** RECORDS SHOWN follows **
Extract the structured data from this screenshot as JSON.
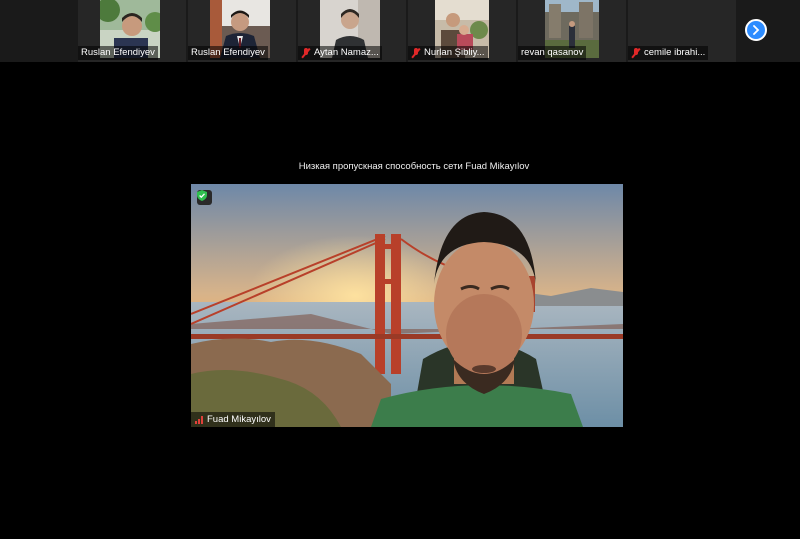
{
  "participants": [
    {
      "name": "Ruslan Efendiyev",
      "muted": false
    },
    {
      "name": "Ruslan Efendiyev",
      "muted": false
    },
    {
      "name": "Aytan Namaz...",
      "muted": true
    },
    {
      "name": "Nurlan Şibliy...",
      "muted": true
    },
    {
      "name": "revan qasanov",
      "muted": false
    },
    {
      "name": "cemile ibrahi...",
      "muted": true
    }
  ],
  "network_status": "Низкая пропускная способность сети Fuad Mikayılov",
  "active_speaker": {
    "name": "Fuad Mikayılov"
  },
  "icons": {
    "next": "chevron-right-icon",
    "encryption": "shield-check-icon",
    "signal": "signal-bars-icon",
    "muted": "mic-muted-icon"
  },
  "colors": {
    "accent": "#2d8cff",
    "muted": "#e02828",
    "encryption": "#2fbf4f",
    "signal": "#e0413a"
  }
}
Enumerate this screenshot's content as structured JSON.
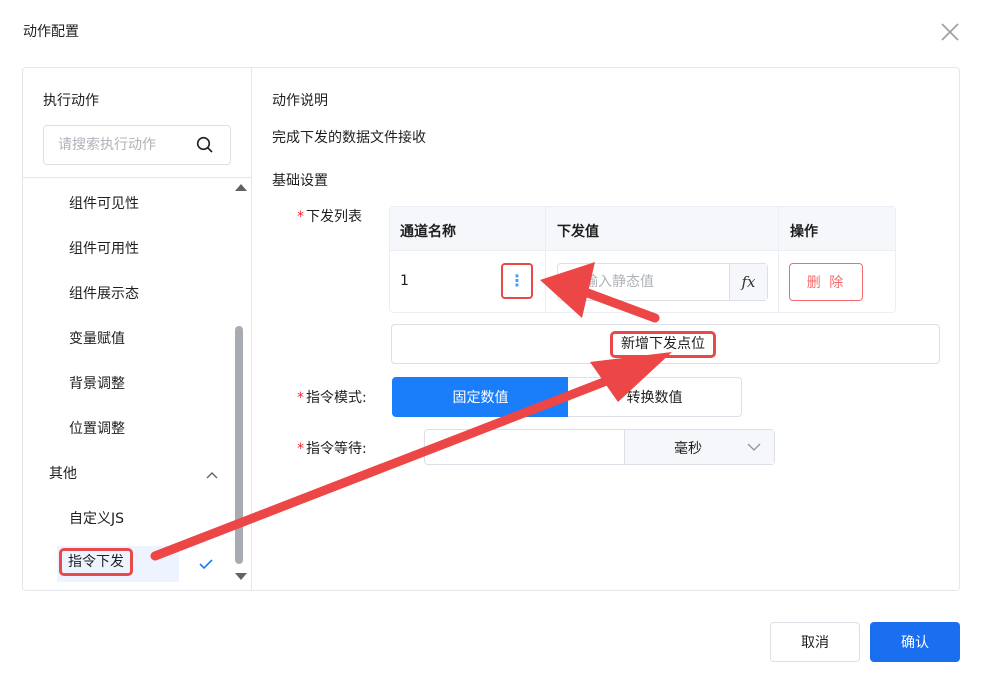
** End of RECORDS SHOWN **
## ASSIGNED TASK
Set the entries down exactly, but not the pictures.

## OUTPUT OF THE EXERCISE
Extract the structured data from this screenshot as JSON.
{
  "participants": [
    {
      "name": "Ruslan Efendiyev",
      "muted": false
    },
    {
      "name": "Ruslan Efendiyev",
      "muted": false
    },
    {
      "name": "Aytan Namaz...",
      "muted": true
    },
    {
      "name": "Nurlan Şibliy...",
      "muted": true
    },
    {
      "name": "revan qasanov",
      "muted": false
    },
    {
      "name": "cemile ibrahi...",
      "muted": true
    }
  ],
  "network_status": "Низкая пропускная способность сети Fuad Mikayılov",
  "active_speaker": {
    "name": "Fuad Mikayılov"
  },
  "icons": {
    "next": "chevron-right-icon",
    "encryption": "shield-check-icon",
    "signal": "signal-bars-icon",
    "muted": "mic-muted-icon"
  },
  "colors": {
    "accent": "#2d8cff",
    "muted": "#e02828",
    "encryption": "#2fbf4f",
    "signal": "#e0413a"
  }
}
Enumerate this screenshot's content as structured JSON.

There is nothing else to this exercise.